Where the string "JSON" occurs in a line of the data below, that line should be copied.

*** Begin section ***

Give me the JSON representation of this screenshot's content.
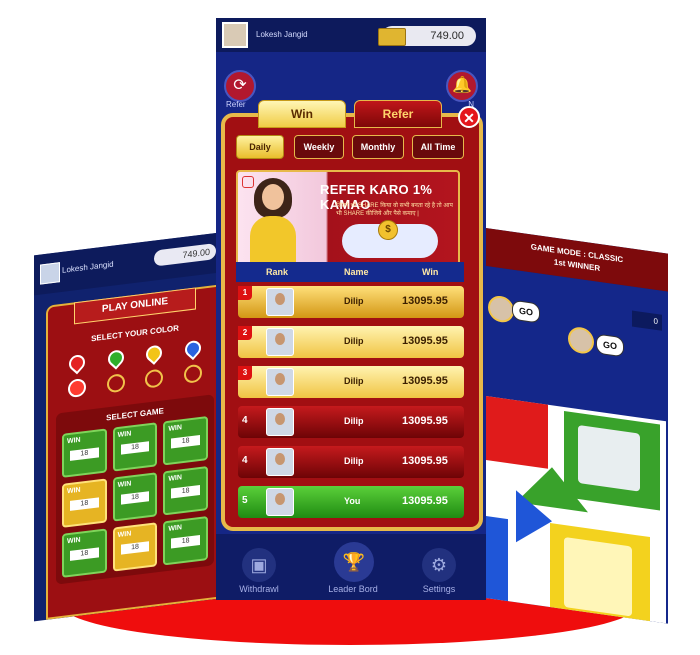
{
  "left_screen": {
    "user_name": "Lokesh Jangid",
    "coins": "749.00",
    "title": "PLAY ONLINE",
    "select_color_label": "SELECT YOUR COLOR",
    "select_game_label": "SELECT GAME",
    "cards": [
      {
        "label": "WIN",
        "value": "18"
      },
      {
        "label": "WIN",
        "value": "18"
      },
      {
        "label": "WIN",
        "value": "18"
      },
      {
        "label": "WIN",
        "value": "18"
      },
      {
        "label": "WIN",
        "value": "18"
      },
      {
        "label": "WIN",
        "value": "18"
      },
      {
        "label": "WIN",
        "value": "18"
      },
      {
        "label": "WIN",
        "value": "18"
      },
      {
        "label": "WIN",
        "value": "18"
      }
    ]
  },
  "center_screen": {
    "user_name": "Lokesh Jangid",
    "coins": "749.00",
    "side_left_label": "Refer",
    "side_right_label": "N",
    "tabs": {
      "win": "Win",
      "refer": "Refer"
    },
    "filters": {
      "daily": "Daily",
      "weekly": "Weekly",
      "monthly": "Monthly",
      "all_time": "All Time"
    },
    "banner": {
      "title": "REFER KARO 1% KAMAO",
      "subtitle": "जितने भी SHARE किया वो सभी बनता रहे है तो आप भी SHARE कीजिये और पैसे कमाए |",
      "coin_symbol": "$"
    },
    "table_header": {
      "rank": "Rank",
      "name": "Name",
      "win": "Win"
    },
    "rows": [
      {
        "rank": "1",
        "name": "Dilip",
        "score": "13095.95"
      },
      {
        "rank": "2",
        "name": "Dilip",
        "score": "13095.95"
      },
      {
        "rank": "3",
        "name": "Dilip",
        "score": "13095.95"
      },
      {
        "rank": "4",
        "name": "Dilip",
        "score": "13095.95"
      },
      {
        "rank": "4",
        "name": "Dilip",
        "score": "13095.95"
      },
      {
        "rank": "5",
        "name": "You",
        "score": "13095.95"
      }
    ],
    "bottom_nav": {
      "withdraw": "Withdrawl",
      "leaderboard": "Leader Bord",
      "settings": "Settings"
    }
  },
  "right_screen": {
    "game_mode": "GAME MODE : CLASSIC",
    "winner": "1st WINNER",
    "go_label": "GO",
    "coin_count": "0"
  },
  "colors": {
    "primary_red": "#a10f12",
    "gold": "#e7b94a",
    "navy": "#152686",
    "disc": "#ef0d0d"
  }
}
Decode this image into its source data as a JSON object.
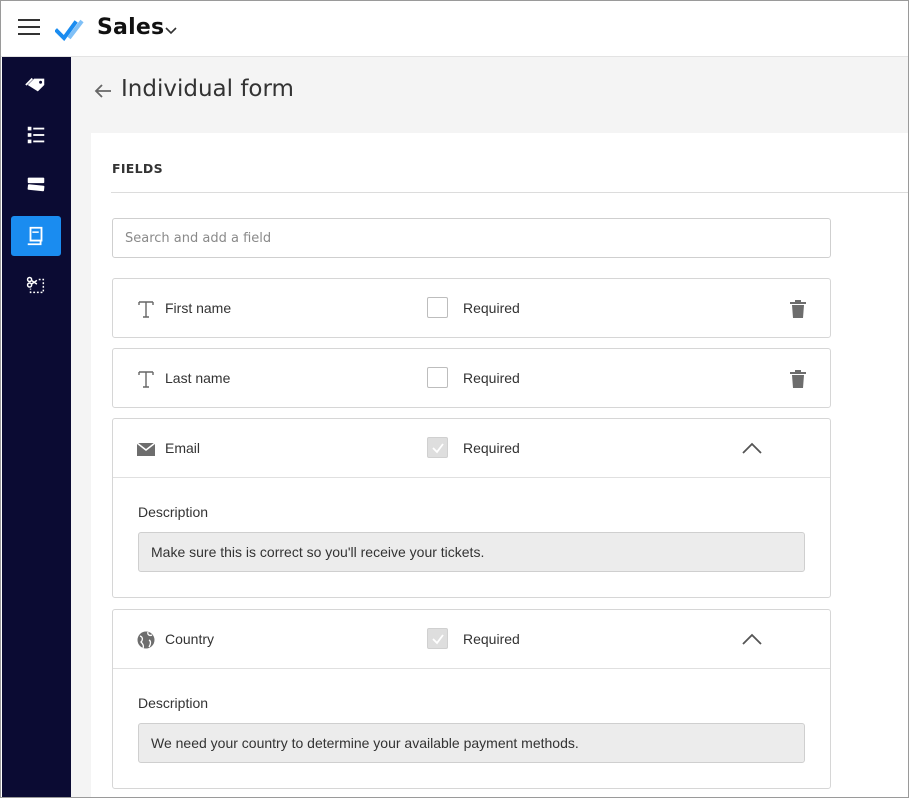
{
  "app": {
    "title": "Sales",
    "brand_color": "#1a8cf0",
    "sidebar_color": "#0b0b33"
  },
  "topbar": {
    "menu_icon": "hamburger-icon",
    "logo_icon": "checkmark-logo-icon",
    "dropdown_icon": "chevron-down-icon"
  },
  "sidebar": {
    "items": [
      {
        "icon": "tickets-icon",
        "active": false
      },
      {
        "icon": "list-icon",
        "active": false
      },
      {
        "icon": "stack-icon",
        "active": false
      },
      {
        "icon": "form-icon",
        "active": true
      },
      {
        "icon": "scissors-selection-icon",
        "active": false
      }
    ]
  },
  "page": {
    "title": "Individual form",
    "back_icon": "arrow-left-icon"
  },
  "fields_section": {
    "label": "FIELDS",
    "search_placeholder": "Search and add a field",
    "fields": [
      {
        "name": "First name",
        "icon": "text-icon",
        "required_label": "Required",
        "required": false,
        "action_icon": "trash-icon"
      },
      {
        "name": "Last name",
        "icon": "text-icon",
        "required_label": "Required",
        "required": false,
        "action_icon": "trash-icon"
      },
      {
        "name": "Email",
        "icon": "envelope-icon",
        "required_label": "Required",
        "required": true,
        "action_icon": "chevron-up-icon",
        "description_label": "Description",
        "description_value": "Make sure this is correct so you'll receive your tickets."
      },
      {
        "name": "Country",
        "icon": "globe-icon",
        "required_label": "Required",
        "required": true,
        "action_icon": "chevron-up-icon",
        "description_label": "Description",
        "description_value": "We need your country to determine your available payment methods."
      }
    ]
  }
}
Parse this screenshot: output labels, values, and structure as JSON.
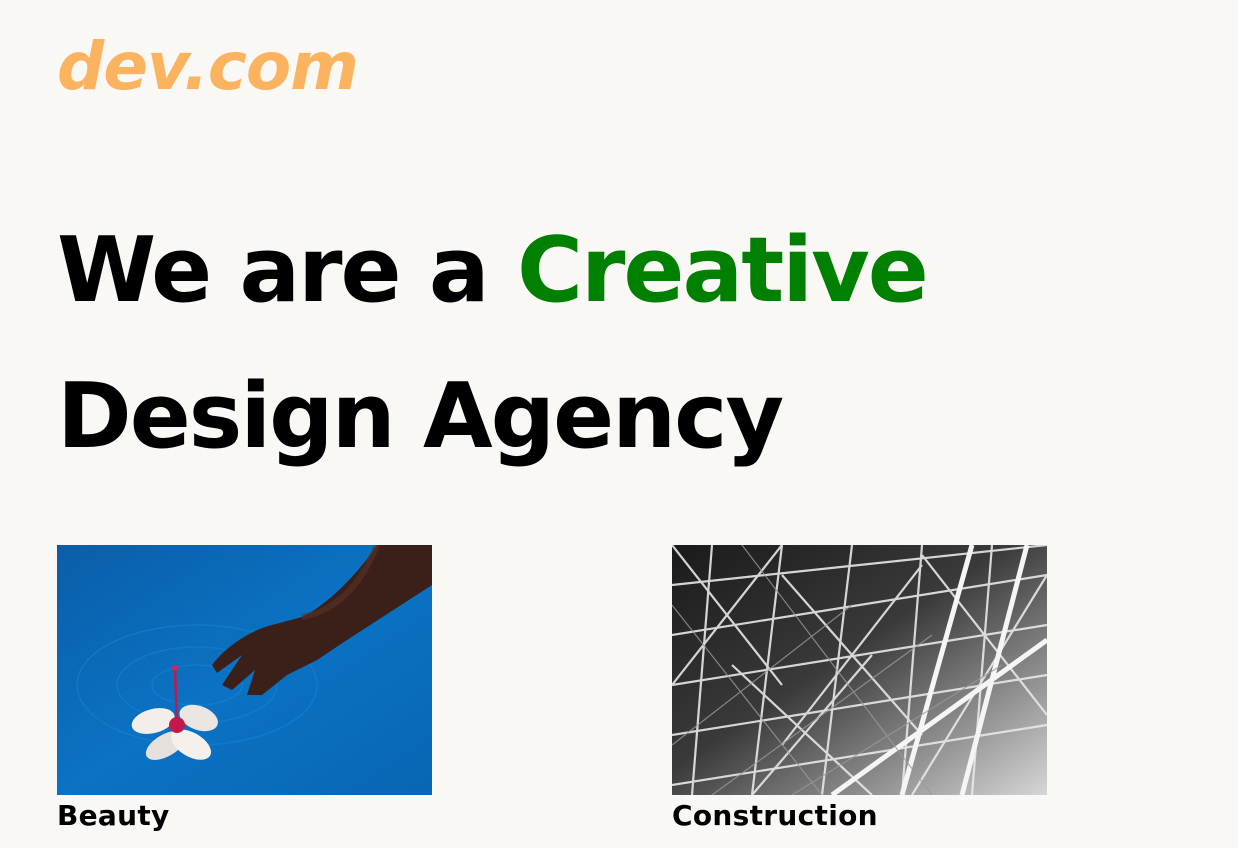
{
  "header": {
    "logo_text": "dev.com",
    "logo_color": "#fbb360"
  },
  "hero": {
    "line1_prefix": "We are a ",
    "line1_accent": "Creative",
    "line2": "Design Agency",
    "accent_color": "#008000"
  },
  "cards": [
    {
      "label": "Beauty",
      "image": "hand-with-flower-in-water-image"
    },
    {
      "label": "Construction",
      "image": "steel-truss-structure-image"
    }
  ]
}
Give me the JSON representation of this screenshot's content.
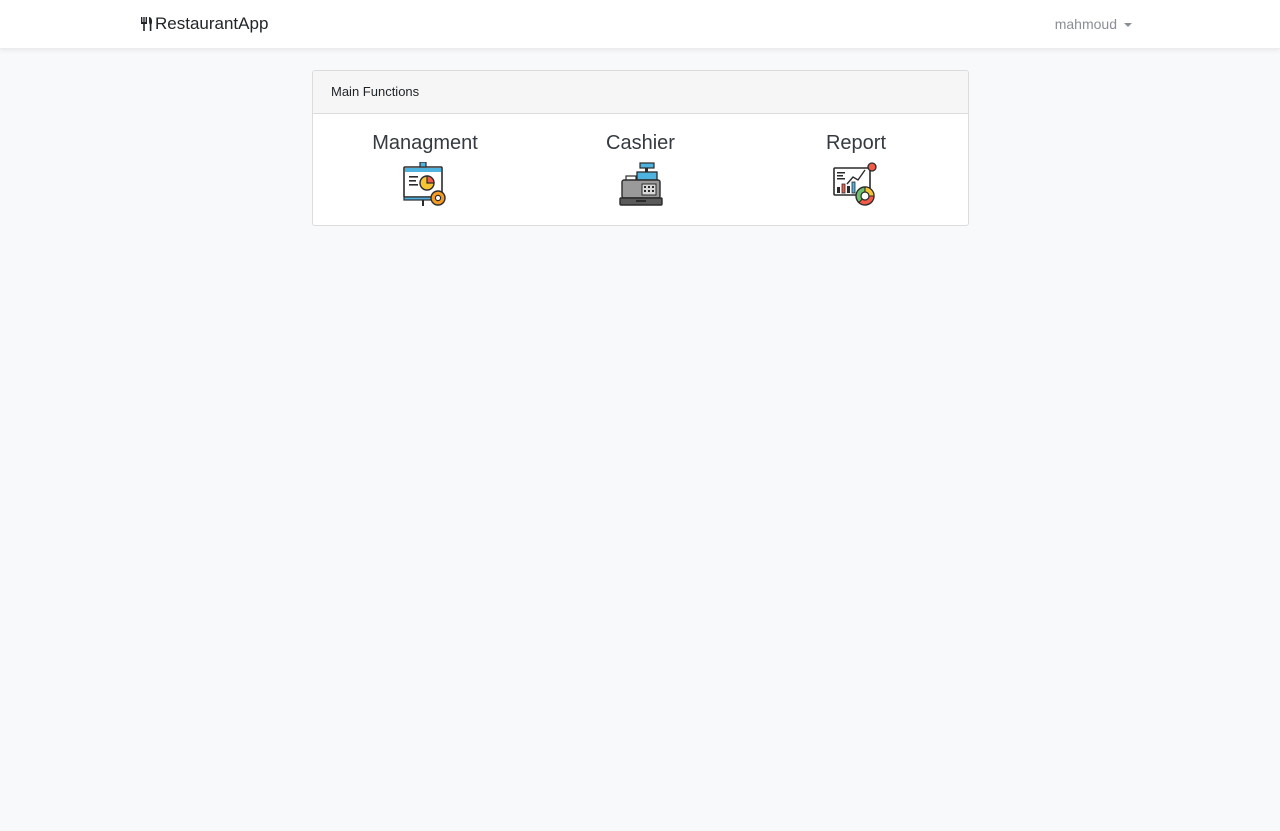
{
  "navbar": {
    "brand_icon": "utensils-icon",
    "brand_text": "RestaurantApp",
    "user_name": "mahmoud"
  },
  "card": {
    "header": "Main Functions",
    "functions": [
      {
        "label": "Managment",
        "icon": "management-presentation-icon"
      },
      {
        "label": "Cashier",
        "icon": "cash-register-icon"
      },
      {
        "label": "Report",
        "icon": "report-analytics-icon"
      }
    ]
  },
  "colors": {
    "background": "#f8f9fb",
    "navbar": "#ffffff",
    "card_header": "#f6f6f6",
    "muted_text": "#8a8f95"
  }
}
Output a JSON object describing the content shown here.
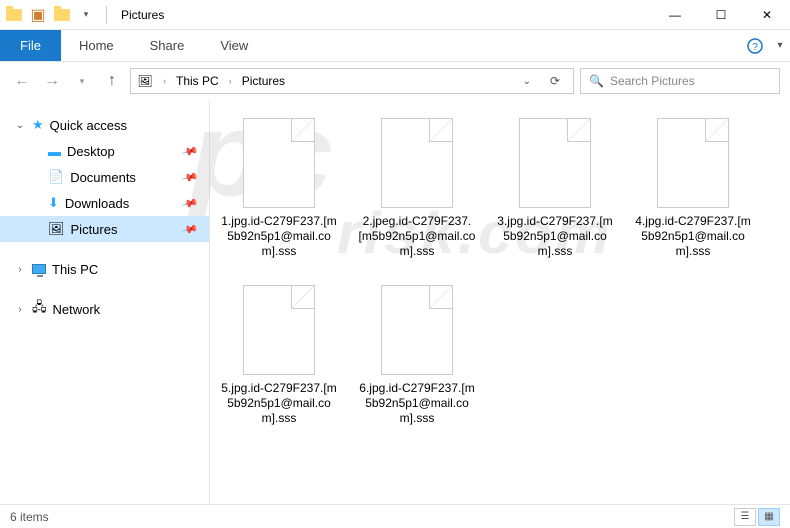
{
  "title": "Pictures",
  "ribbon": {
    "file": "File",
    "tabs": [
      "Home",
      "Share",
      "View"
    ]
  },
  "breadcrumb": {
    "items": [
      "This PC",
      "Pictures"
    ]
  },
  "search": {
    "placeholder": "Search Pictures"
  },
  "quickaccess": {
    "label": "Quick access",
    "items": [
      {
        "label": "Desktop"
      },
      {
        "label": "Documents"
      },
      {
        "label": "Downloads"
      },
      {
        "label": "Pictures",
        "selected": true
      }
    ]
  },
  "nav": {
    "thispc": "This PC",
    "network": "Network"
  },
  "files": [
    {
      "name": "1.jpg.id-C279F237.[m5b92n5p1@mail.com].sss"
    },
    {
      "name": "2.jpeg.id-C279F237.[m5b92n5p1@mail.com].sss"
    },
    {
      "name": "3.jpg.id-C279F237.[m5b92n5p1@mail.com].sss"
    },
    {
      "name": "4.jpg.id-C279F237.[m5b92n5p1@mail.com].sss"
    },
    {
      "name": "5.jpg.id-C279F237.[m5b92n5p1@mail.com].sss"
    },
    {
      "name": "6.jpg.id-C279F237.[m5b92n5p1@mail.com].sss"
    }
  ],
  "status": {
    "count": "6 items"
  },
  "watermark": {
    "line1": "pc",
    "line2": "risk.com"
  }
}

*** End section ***

### Finished exercise
Give me the JSON representation of this screenshot's content.
Decode this image into its source data as a JSON object.
Parse this screenshot: output labels, values, and structure as JSON.
Give me the JSON representation of this screenshot's content.
Output a JSON object describing the content shown here.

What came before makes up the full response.